But, as he adds, both bands are also still passionate about creating new music. Styx recently released their first new album in years, The Mission, which has been well-received by both fans and critics. They’re playing a couple of songs from the album during the new tour. REO Speedwagon also have some new music they’re sharing during their set, including one called “Whipping Boy.” "We’ve been working on [that] in soundcheck," he says. "We messed around with it a few years ago, but it wasn’t quite gelling for us. We started working on it again in the soundchecks for our warm-up shows this year, and it came together, so we’re playing that."
They're also playing a couple of songs that haven’t been performed onstage in more than 20 years. "That’s my idea of a good show -- when a band gives you the hits and also gives you a little surprise here or there that sends the message that ‘Hey, we’ve been around a long time, but our juices are still flowing.’ We’re not just sitting here regurgitating the hits. It’s about taking the hits and playing them with a new passion every year. As long as we’re still doing that, then I think we deserve to be out there.”
Cronin says he’s constantly working on new music, but the band hasn't gotten around to recording anything yet. Find Your Own Way Home, their most recent album, was released a decade ago.
“It’s really just a matter of scheduling," he explains. "We tour for about half the year, and we have kids and wives. So to come home off the road and say, ‘Okay, nice seeing you guys, we’ll be in the studio for the next six months,’ it just doesn’t work that way. If your family’s not happening, then you’re not happening. My family supports me -- I’ve got twin 17-year-old boys, and this is their junior year of high school. I just felt like this was a really important year to spend as much time at home as possible. And I’ve got to say, the Styx guys were really cool in understanding that. We were originally going to play a lot more shows, and I just wasn’t available. I just needed to be home.”
Still, he can't stay away from music for too long. “I love writing a song and then finishing the song myself so that I can play it on acoustic guitar to somebody, and then take it to the band to bring to another level," he says. "Being able to hear a great recording of a song that you made up, it’s a pretty cool feeling.
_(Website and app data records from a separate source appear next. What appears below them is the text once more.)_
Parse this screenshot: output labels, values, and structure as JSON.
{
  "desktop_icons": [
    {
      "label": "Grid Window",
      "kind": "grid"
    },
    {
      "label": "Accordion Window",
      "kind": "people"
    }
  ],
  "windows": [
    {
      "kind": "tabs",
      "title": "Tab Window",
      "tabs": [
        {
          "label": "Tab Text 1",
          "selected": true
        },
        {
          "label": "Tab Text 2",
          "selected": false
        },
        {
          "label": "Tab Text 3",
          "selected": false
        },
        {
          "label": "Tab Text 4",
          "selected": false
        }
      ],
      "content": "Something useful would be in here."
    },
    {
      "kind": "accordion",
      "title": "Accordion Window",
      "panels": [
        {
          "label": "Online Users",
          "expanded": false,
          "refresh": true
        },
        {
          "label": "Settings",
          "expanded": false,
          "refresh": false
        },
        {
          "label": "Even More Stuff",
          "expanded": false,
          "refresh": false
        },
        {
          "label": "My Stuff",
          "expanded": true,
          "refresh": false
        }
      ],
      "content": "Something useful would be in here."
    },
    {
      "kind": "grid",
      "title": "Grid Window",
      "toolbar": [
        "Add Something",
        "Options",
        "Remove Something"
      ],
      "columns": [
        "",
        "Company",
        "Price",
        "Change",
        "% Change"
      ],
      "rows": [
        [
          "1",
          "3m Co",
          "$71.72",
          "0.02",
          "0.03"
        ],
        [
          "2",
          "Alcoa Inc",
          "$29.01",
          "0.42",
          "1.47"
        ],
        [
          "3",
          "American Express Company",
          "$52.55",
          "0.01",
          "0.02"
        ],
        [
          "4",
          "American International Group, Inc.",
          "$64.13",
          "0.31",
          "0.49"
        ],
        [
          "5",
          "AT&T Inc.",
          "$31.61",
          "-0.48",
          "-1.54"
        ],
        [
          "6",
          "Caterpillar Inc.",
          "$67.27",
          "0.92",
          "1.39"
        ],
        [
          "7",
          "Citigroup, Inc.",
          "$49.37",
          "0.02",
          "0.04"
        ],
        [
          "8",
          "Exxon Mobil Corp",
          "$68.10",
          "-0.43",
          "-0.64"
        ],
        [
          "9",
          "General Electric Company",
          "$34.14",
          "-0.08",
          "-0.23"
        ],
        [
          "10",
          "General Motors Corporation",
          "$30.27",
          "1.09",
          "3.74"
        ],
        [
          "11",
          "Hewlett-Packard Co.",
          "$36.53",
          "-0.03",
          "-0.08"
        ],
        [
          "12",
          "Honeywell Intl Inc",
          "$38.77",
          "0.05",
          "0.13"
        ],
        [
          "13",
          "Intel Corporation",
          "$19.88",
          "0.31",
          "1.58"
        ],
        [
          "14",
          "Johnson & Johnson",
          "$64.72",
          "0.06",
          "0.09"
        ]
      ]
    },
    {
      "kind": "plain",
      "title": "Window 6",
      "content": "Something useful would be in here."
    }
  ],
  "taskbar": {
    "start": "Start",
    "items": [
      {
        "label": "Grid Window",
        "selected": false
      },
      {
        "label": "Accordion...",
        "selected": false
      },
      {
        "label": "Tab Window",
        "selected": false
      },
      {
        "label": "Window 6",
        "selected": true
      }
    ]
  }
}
It’s something that I kind of miss, because it’s been a long time since we’ve done it. I don’t think we’re done recording.”
Top 100 Classic Rock Artists